The task: Find the word "Southampton" in the listing. Copy out each line where it occurs.
[Start of Attachment]
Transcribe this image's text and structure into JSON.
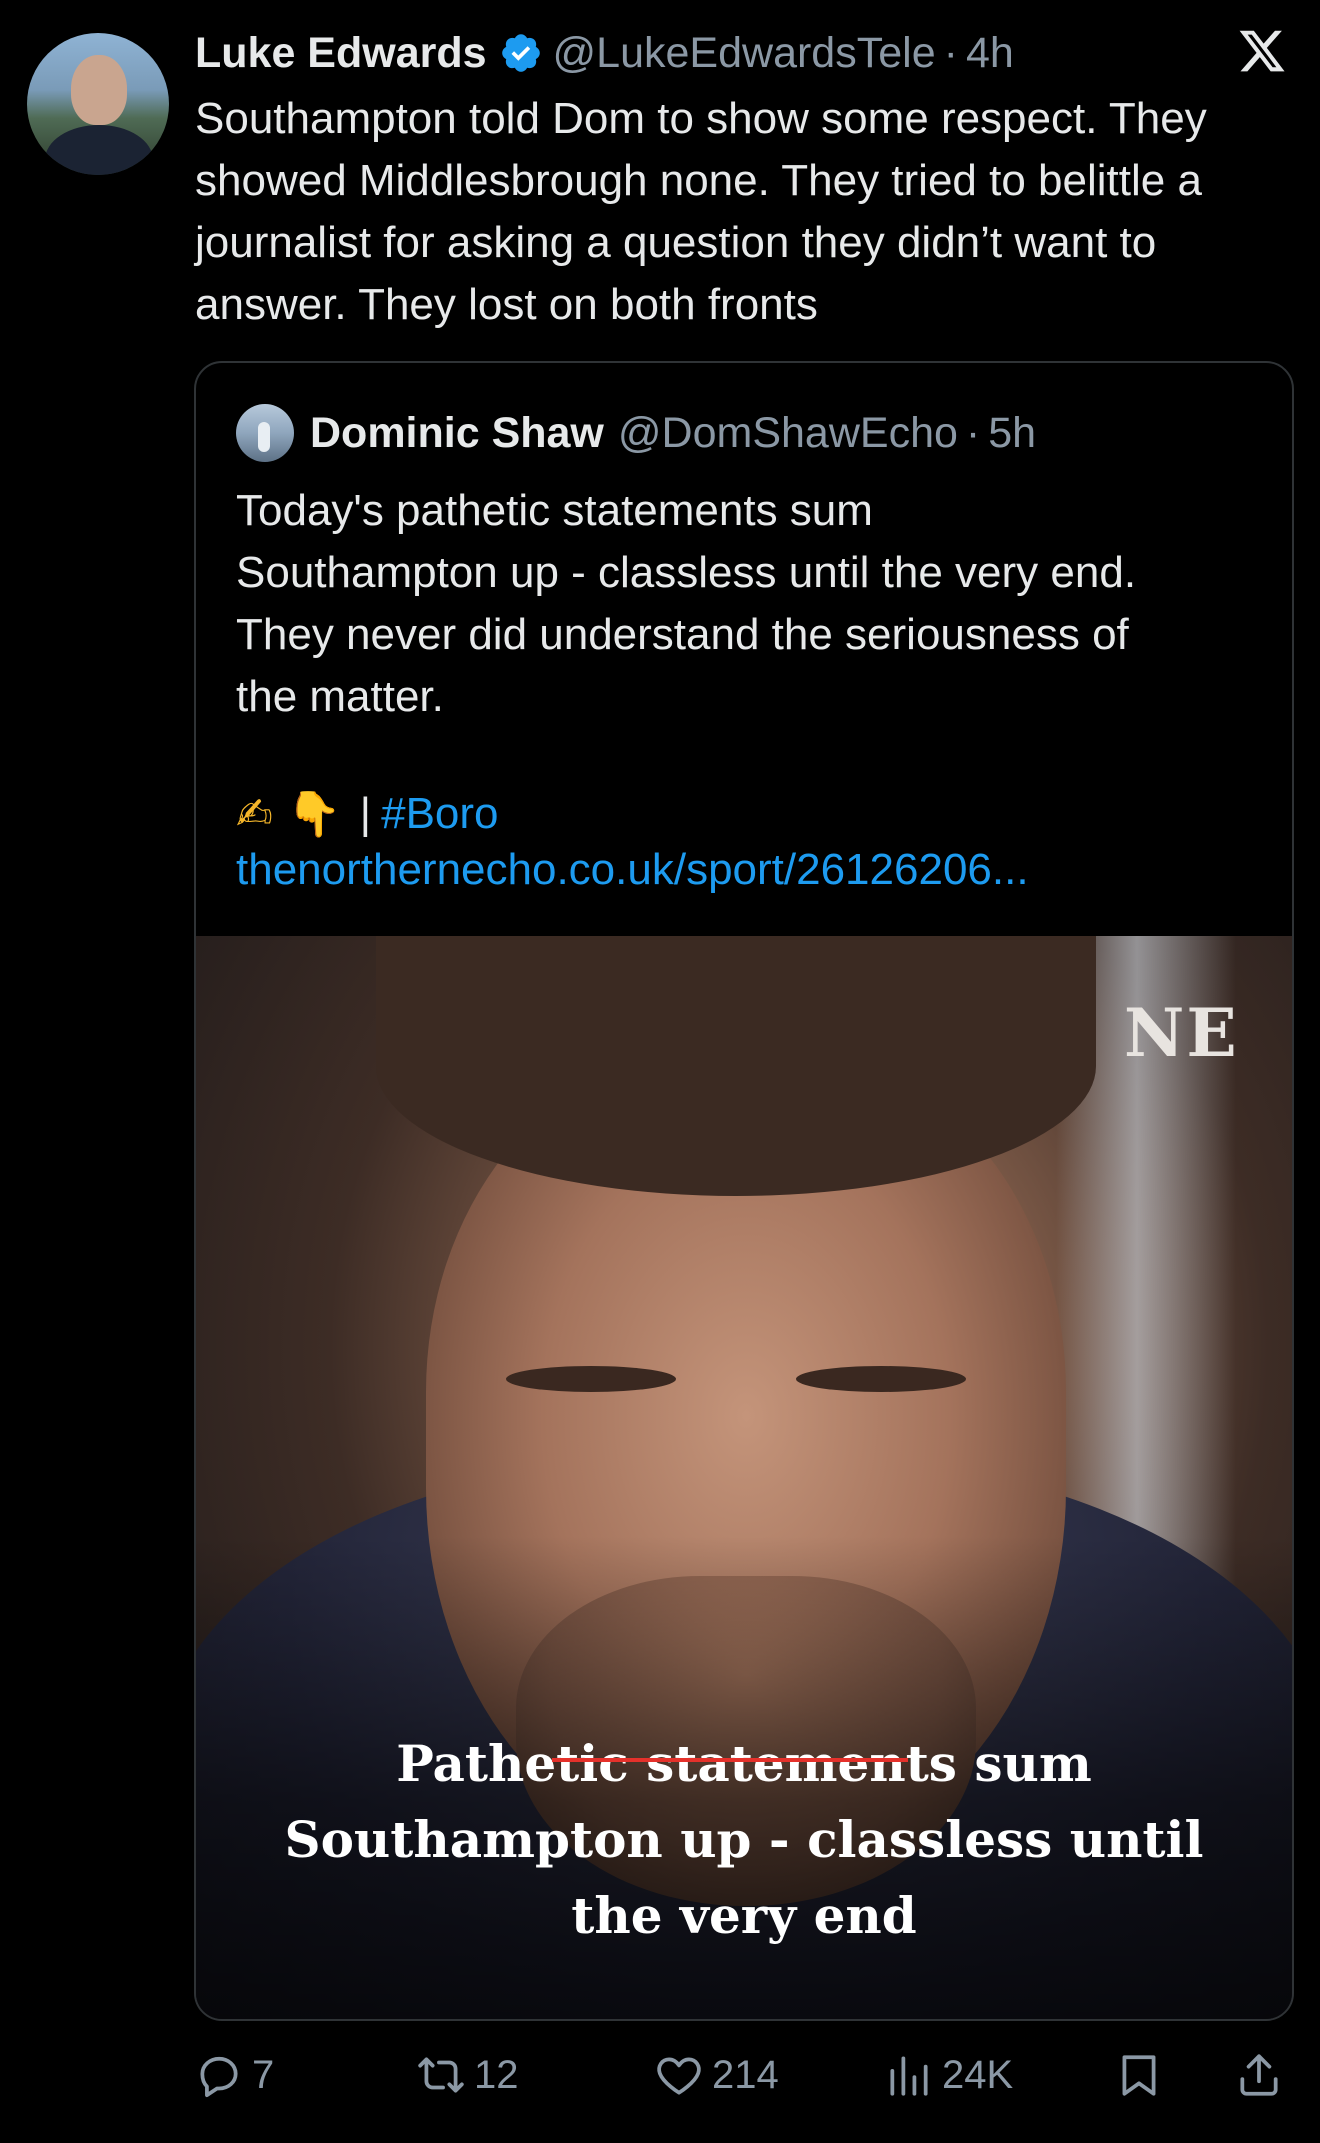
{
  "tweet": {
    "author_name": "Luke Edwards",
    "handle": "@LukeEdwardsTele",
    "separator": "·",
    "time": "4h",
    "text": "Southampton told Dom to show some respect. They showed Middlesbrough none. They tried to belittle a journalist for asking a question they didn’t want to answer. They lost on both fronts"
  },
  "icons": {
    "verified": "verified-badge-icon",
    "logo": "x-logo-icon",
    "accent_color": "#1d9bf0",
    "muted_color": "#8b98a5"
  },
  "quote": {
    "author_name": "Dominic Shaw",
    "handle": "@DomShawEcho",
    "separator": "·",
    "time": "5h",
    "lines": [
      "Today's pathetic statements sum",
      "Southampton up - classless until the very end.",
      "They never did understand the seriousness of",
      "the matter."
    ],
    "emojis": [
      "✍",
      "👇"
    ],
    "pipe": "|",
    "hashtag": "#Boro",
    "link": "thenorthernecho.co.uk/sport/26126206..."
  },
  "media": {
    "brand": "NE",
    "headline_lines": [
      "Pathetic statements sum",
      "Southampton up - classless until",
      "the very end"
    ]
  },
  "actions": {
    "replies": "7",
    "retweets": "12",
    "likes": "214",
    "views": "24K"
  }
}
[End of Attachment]
Written answer:
    "text": "Southampton told Dom to show some respect. They showed Middlesbrough none. They tried to belittle a journalist for asking a question they didn’t want to answer. They lost on both fronts"
      "Southampton up - classless until the very end.",
      "Southampton up - classless until",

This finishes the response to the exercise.